- _The problem_: From the listing below, extract every line in which the word "Indonesia" appears.

___ Information given ___

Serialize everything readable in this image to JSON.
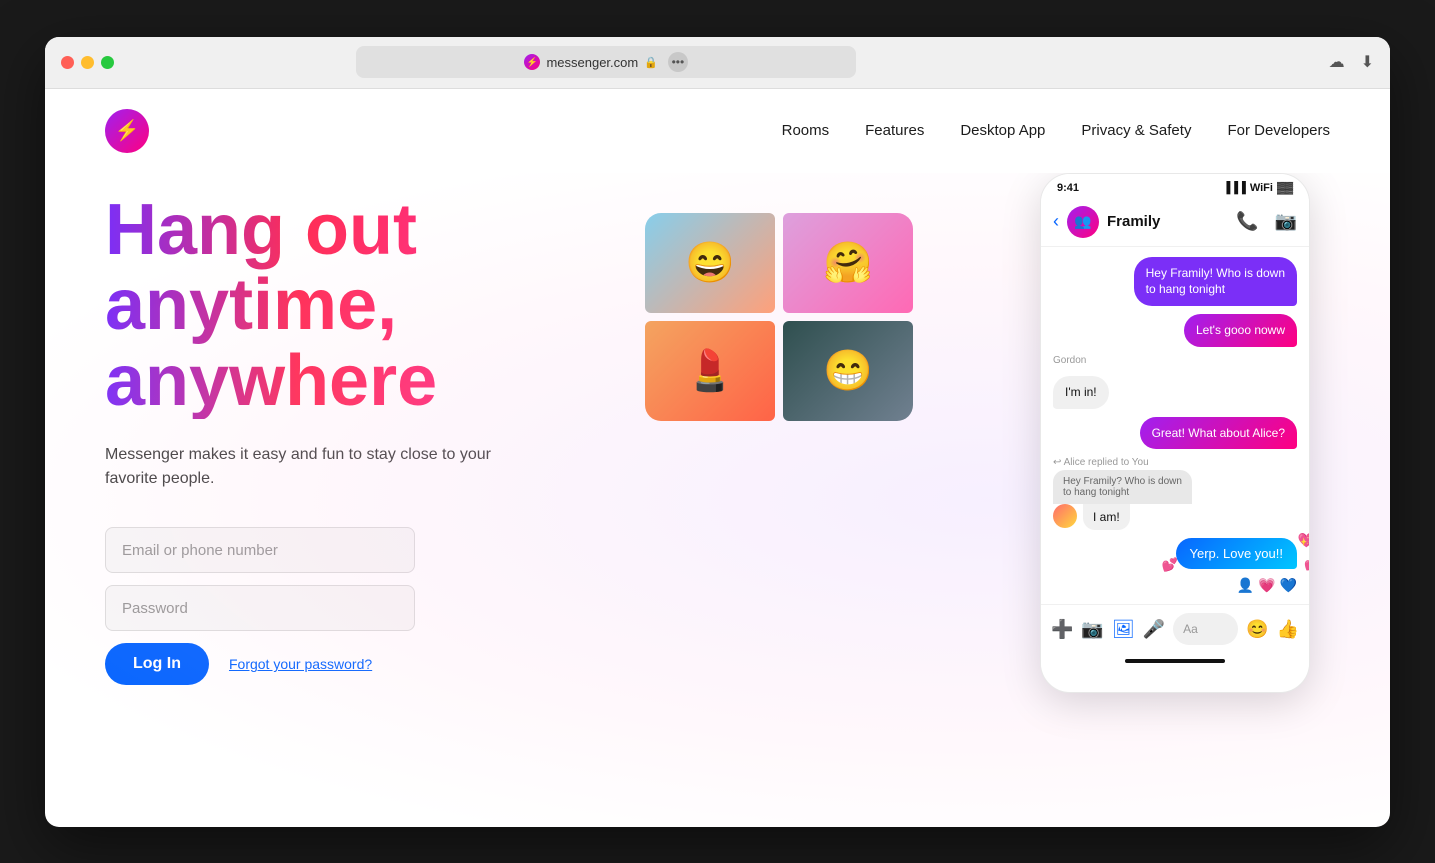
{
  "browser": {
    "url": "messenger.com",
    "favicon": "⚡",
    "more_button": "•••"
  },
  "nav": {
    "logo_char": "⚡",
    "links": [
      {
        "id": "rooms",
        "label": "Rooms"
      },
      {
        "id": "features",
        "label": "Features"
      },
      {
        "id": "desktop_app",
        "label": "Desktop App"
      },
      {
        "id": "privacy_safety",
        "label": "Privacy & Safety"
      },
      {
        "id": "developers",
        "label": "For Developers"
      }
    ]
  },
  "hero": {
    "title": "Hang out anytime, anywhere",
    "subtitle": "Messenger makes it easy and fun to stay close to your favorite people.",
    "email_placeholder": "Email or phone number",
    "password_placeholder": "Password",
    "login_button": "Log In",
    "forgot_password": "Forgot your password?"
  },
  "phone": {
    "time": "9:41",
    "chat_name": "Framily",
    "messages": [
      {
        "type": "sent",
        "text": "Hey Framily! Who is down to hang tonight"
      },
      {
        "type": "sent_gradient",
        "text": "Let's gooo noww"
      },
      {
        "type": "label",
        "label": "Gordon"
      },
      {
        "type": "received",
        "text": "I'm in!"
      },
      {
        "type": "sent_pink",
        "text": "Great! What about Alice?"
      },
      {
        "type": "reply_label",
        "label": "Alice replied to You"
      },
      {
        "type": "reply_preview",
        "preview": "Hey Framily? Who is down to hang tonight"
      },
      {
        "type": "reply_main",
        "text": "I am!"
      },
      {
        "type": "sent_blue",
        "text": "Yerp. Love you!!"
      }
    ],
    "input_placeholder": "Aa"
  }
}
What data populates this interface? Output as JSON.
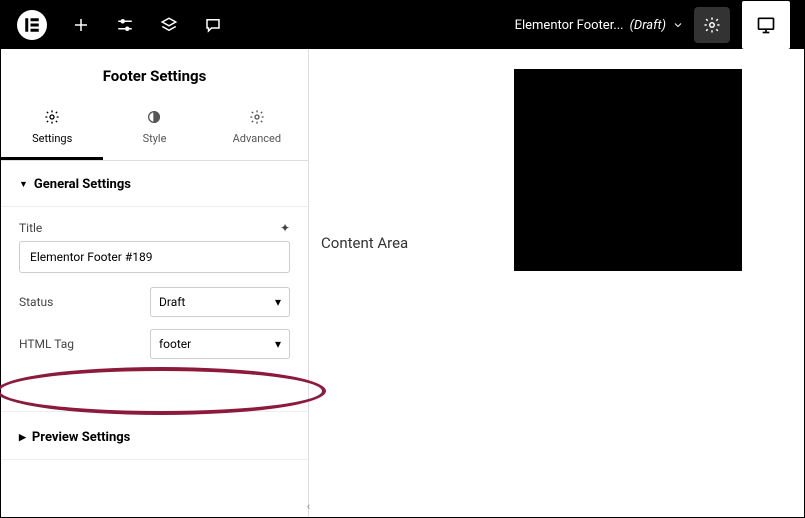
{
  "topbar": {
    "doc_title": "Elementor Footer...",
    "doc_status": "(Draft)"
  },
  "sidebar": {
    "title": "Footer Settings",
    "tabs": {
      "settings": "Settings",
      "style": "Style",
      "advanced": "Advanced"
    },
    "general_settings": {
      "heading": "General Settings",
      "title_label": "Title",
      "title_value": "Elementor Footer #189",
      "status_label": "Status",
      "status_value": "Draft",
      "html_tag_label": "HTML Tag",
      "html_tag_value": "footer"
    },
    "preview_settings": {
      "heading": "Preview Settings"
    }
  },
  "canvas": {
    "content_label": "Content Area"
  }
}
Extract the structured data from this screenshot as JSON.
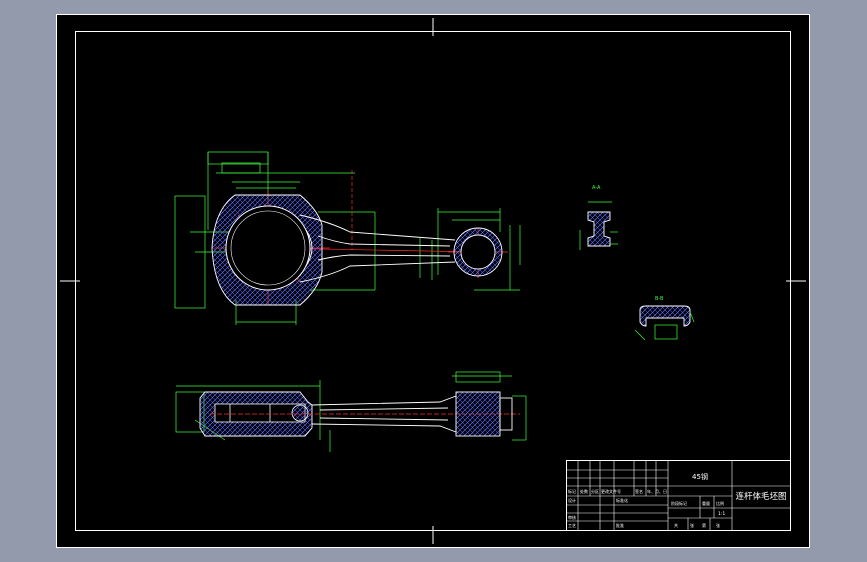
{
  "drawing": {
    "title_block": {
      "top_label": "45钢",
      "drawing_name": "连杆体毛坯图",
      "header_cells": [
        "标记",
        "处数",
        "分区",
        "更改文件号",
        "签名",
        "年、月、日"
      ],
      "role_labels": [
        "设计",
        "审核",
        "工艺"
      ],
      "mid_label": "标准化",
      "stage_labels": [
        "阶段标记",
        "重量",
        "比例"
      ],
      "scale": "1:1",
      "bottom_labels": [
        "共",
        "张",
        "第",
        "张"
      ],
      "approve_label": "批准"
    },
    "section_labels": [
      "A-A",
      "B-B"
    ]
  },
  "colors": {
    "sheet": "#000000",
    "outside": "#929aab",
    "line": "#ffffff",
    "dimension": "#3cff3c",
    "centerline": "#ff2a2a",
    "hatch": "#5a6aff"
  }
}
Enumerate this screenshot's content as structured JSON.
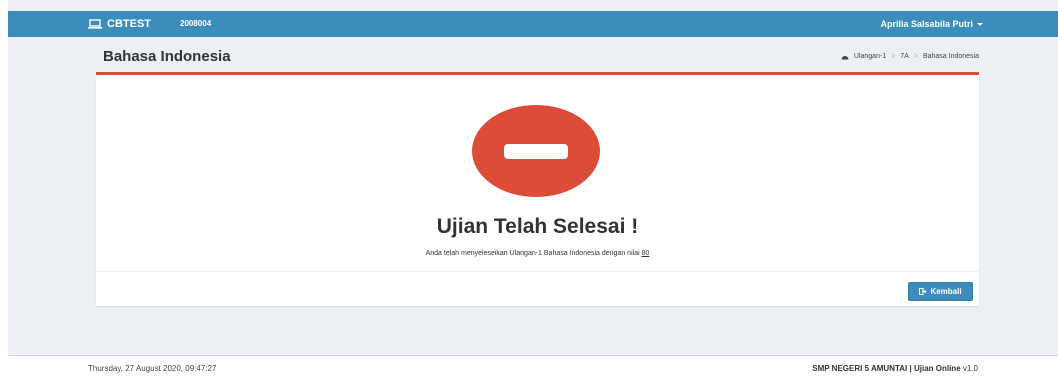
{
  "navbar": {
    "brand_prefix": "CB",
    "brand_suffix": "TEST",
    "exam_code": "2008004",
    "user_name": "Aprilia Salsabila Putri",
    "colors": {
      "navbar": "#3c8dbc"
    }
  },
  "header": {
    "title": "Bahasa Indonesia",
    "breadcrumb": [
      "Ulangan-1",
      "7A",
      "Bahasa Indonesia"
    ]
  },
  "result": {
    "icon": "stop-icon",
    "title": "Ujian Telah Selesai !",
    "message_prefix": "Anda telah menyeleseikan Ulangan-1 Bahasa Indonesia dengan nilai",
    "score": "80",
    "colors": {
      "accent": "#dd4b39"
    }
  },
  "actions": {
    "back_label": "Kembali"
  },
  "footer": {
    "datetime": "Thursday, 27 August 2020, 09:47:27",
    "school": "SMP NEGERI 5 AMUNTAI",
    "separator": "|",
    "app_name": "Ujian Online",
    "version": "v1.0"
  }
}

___
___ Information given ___

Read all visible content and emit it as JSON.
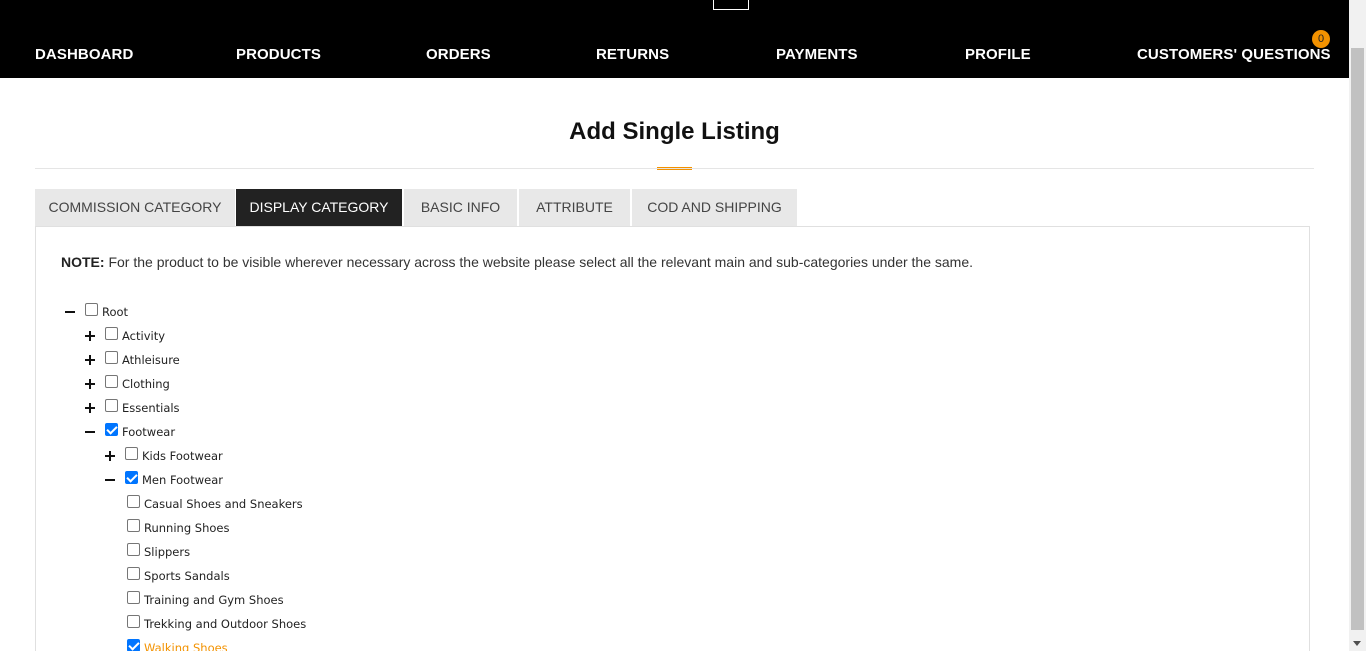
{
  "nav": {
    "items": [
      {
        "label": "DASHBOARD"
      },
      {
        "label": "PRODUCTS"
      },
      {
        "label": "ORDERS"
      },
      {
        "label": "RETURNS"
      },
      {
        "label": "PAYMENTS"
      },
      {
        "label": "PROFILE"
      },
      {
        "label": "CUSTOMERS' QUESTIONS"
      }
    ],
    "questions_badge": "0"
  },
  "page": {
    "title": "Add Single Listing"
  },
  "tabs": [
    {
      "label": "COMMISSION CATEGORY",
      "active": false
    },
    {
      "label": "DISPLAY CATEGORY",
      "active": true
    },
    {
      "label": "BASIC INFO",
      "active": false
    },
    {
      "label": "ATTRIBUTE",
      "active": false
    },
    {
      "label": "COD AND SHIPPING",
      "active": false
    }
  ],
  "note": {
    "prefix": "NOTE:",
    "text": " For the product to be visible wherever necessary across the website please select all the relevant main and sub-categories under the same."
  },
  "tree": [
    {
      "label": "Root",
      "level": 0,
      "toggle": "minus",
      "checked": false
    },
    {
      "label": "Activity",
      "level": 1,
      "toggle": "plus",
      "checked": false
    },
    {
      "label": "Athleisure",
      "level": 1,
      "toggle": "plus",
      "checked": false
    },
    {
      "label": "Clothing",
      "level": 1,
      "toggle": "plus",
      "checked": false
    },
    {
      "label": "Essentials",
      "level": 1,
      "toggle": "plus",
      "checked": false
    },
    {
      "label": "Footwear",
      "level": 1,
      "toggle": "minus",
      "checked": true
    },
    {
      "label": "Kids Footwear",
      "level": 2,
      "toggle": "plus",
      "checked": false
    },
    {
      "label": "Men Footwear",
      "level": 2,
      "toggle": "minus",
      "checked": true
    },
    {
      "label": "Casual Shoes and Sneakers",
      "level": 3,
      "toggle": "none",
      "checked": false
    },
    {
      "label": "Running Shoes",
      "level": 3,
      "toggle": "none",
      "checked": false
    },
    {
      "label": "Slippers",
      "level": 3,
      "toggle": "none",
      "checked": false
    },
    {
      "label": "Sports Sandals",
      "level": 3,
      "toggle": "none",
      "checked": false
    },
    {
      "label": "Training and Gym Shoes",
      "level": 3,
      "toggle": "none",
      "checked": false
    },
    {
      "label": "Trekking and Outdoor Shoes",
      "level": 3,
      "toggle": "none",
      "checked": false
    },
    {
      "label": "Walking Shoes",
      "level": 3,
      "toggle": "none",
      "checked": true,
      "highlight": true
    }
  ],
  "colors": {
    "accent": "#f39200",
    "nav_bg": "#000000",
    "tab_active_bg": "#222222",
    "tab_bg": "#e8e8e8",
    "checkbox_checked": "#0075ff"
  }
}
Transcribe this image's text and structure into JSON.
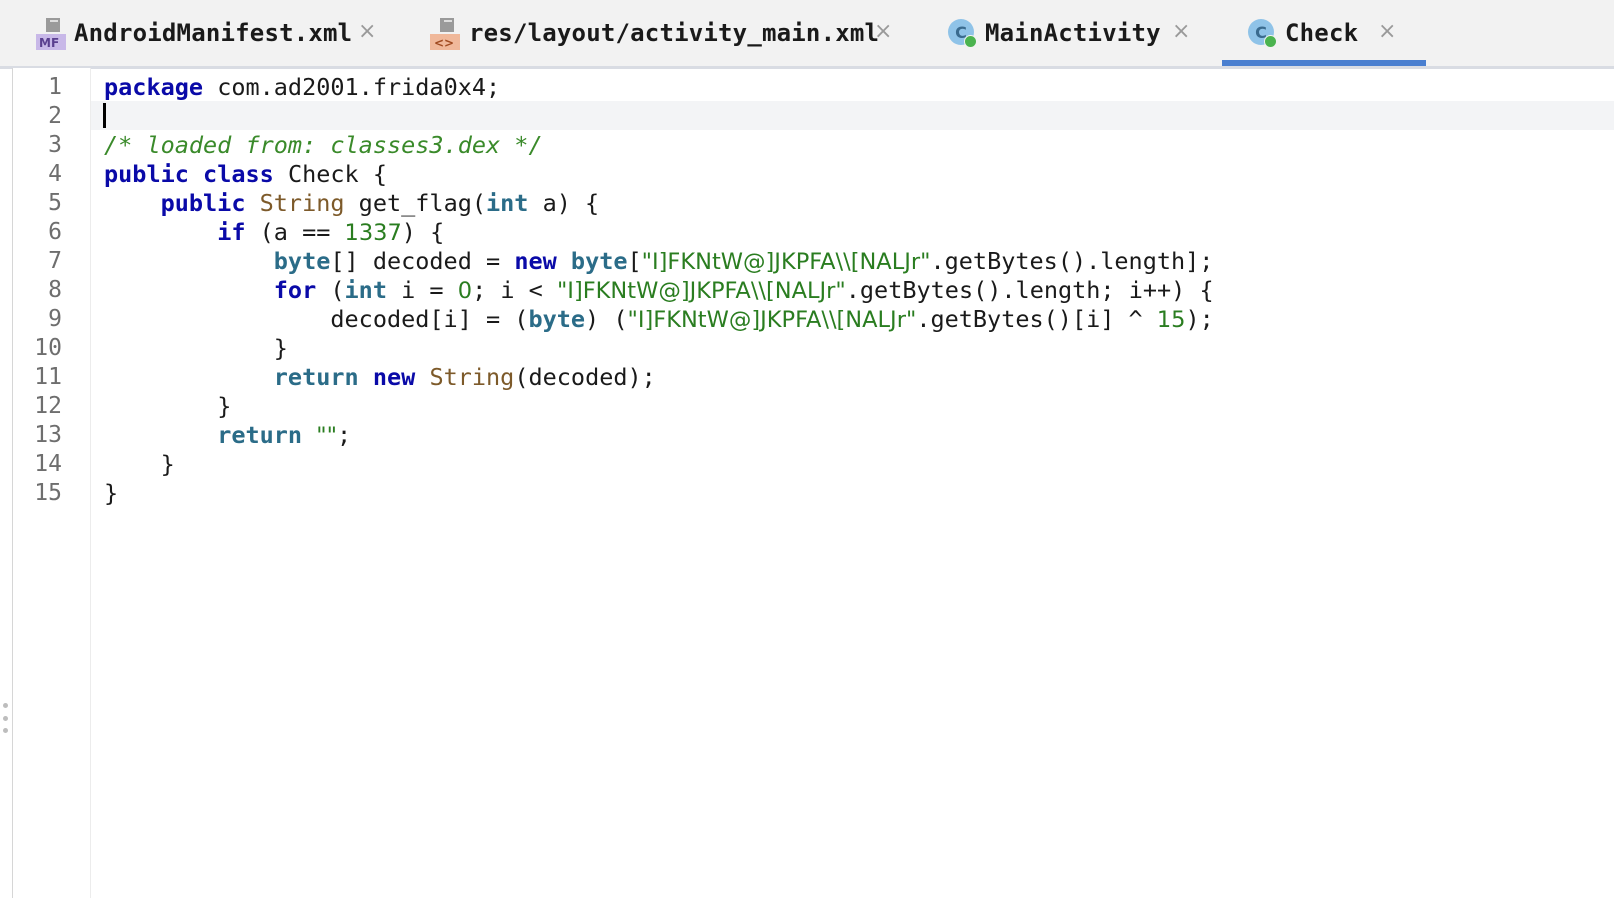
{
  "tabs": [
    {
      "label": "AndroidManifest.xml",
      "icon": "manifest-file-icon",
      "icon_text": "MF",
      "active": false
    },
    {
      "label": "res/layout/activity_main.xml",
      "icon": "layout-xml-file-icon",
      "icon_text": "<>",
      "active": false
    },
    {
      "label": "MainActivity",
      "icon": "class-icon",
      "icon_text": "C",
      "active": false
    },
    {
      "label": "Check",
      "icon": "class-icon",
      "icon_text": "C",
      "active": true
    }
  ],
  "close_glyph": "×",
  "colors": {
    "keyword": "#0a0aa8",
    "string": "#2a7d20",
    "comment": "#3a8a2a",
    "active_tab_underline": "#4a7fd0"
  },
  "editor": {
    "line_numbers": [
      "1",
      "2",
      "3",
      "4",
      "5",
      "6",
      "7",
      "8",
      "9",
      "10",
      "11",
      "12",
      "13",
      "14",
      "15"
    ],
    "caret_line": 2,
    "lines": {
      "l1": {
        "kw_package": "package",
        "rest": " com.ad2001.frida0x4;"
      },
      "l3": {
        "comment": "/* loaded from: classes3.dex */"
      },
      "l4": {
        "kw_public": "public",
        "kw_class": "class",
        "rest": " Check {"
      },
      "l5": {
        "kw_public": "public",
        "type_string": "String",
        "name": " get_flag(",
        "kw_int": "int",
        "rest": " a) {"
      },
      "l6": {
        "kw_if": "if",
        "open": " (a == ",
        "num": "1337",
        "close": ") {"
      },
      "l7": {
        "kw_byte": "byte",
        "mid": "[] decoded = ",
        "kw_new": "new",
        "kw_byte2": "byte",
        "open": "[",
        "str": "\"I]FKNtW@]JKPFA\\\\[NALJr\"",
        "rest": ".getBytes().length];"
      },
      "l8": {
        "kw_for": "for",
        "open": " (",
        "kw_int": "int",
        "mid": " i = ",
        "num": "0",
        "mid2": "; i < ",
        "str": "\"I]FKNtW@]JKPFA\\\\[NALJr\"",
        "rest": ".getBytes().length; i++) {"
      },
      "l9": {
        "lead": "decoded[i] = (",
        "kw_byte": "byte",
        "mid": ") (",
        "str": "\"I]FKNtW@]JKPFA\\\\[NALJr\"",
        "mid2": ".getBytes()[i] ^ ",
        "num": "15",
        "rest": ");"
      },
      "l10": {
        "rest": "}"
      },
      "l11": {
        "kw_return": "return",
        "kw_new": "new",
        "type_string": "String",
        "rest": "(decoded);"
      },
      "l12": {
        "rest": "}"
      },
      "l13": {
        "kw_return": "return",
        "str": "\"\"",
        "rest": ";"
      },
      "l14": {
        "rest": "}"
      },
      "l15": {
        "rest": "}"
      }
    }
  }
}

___

- _Answer to this exercise_:
    "title": "Bahasa Indonesia",
      "Bahasa Indonesia"
    "message_prefix": "Anda telah menyeleseikan Ulangan-1 Bahasa Indonesia dengan nilai",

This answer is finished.